I think in the future we will move away from the idea that government is all about electing a government which can do what it likes for three years, at the end of which time we decide whether to throw it out or not, having regard to whether the other lot are any good. Other countries do not run their affairs like that, and I think eventually the so-called Westminster countries will come not to run their affairs like that.
. Popular Government, 1885. Also speech by Lord Salisbury, in A. Beattie, ed., English Party Politics, vol. 1, 1660-1906, 1970, pp. 157-8.
. 2nd ed., 1968. The prefaces and the first chapter refer to some of the other literature.
. 'Elective Dictatorship', BBC address, published in pamphlet, 1976. 'The role of an Upper Chamber in a modern Parliamentary Democracy', The Parliamentarian, October 1982, p. 290, esp. at 293.
. 'The Reform of Parliament', Australian Quarterly, December 1965, pp. 56-64. Also 'Backbenchers', Current Affairs Bulletin, 18 April 1966, which also contains a bibliography of reform literature.
. 'Blowing up a Tyranny', The Economist, 5 November 1977; 'The British Constitution, cont', 11 May 1991; 'Time to Change', 6 July 1991.
. House of Representatives Debates, 14 October 1965, pp 1818-19
. For example G. Drewry, ed., The New Select Committees: a study of the 1979 reforms, 2nd ed., 1989; also 'Select committees: progress report 1989-90', Contemporary Record, April 1991, pp. 29-30.
. Parliament in Perspective, Hull University Press, 1987. Also 'No to a new constitution', The House Magazine (UK), 20 May 1991, p.14.
. R. Brazier, Constitutional Practice, Oxford, 1988, pp. 220-3.
. 'Beyond parliamentary reform', Political Quarterly, Oct-Dec. 1989, p.396.
. R. Holme and M. Elliott, eds, 1688-1988: Time for a New Constitution, Macmillan, 1988.
. A British Bill of Rights, Institute for Public Policy Research, Constitution Paper No. 1, 1990. Also K.D. Ewing and C.A. Gearty, 'Civil liberties: decline in 1980s', Contemporary Record, April 1991.
. Alberta, Select Special Committee on Upper House Reform, Strengthening Canada: reform of Canada's Senate, March 1985; also R. White, Voice of Region: the long journey to Senate reform in Canada, Dundurn, 1990.
. 'Premiers break unity log-jam', The Globe and Mail, Toronto, 8 July 1992.
. The New Zealand Law Journal had a series of articles on constitutional reform: 'A second chamber for the New Zealand Parliament?', January 1988; 'Constitutional arrangements', October 1990; 'Electoral reform', November 1990; 'A second chamber', December 1990; 'The form and powers of a new second chamber of Parliament', January 1991.
. T. McRae, 'National's upper house plans need rethinking', National Business Review, 17 April 1990.
. G. Winterton, Monarchy to Republic: Australian Republican Government, Oxford, 1986, Chapter 7; also his model constitutional amendment bill and introductory article in The Independent Monthly, March 1992.

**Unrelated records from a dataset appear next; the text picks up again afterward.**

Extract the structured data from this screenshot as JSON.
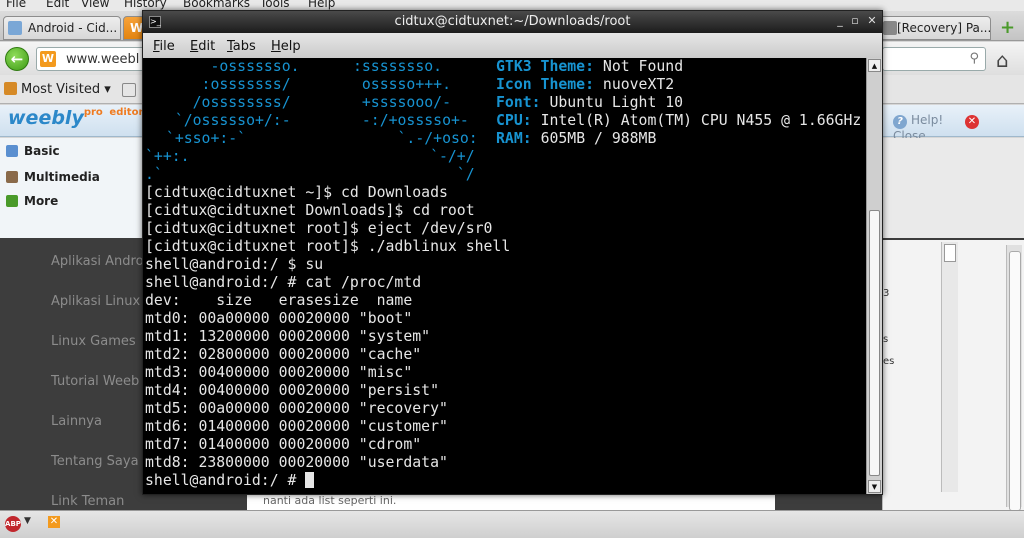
{
  "browser": {
    "menu": [
      "File",
      "Edit",
      "View",
      "History",
      "Bookmarks",
      "Tools",
      "Help"
    ],
    "tabs": [
      {
        "label": "Android - Cid..."
      },
      {
        "label": "W"
      },
      {
        "label": "[Recovery] Pa..."
      }
    ],
    "new_tab_label": "+",
    "url_partial": "www.weebl",
    "bookmarks_label": "Most Visited",
    "weebly_logo": "weebly",
    "weebly_logo_sup": "pro",
    "weebly_editor_label": "editor",
    "help_label": "Help!",
    "close_label": "Close",
    "sidebar": [
      {
        "label": "Basic"
      },
      {
        "label": "Multimedia"
      },
      {
        "label": "More"
      }
    ],
    "page_links": [
      "Aplikasi Andro",
      "Aplikasi Linux",
      "Linux Games",
      "Tutorial Weeb",
      "Lainnya",
      "Tentang Saya",
      "Link Teman"
    ],
    "page_text": "nanti ada list seperti ini.",
    "right_fragments": [
      "3",
      "s",
      "es"
    ]
  },
  "terminal": {
    "title": "cidtux@cidtuxnet:~/Downloads/root",
    "menu": [
      {
        "label": "File",
        "mnemonic": "F",
        "rest": "ile"
      },
      {
        "label": "Edit",
        "mnemonic": "E",
        "rest": "dit"
      },
      {
        "label": "Tabs",
        "mnemonic": "T",
        "rest": "abs"
      },
      {
        "label": "Help",
        "mnemonic": "H",
        "rest": "elp"
      }
    ],
    "art": [
      "      -osssssso.      :ssssssso.",
      "     :osssssss/        osssso+++.",
      "    /ossssssss/        +ssssooo/-",
      "  `/ossssso+/:-        -:/+osssso+-",
      " `+sso+:-`                 `.-/+oso:",
      "`++:.                           `-/+/",
      ".`                                 `/"
    ],
    "sysinfo": [
      {
        "key": "GTK3 Theme:",
        "value": "Not Found"
      },
      {
        "key": "Icon Theme:",
        "value": "nuoveXT2"
      },
      {
        "key": "Font:",
        "value": "Ubuntu Light 10"
      },
      {
        "key": "CPU:",
        "value": "Intel(R) Atom(TM) CPU N455 @ 1.66GHz"
      },
      {
        "key": "RAM:",
        "value": "605MB / 988MB"
      }
    ],
    "lines": [
      "[cidtux@cidtuxnet ~]$ cd Downloads",
      "[cidtux@cidtuxnet Downloads]$ cd root",
      "[cidtux@cidtuxnet root]$ eject /dev/sr0",
      "[cidtux@cidtuxnet root]$ ./adblinux shell",
      "shell@android:/ $ su",
      "shell@android:/ # cat /proc/mtd",
      "dev:    size   erasesize  name",
      "mtd0: 00a00000 00020000 \"boot\"",
      "mtd1: 13200000 00020000 \"system\"",
      "mtd2: 02800000 00020000 \"cache\"",
      "mtd3: 00400000 00020000 \"misc\"",
      "mtd4: 00400000 00020000 \"persist\"",
      "mtd5: 00a00000 00020000 \"recovery\"",
      "mtd6: 01400000 00020000 \"customer\"",
      "mtd7: 01400000 00020000 \"cdrom\"",
      "mtd8: 23800000 00020000 \"userdata\""
    ],
    "prompt": "shell@android:/ # "
  },
  "colors": {
    "terminal_bg": "#000000",
    "terminal_fg": "#e6e6e6",
    "arch_blue": "#1793d1"
  }
}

. The 20th century has contributed nothing radically new to political thought or practice, except totalitarianism. To continue the Renaissance analogy, thinkers like F.A. Hayek and Karl Popper may be considered to be our Petrarch and Boccaccio, leading the way in a revival of the lost learning.
. Select Committees on the Committee Work of the House, HL 35 of 1991-2.
. C. Sharman, 'Australia as a compound republic', Politics, May 1990.
Prev | Contents | Next
Back to top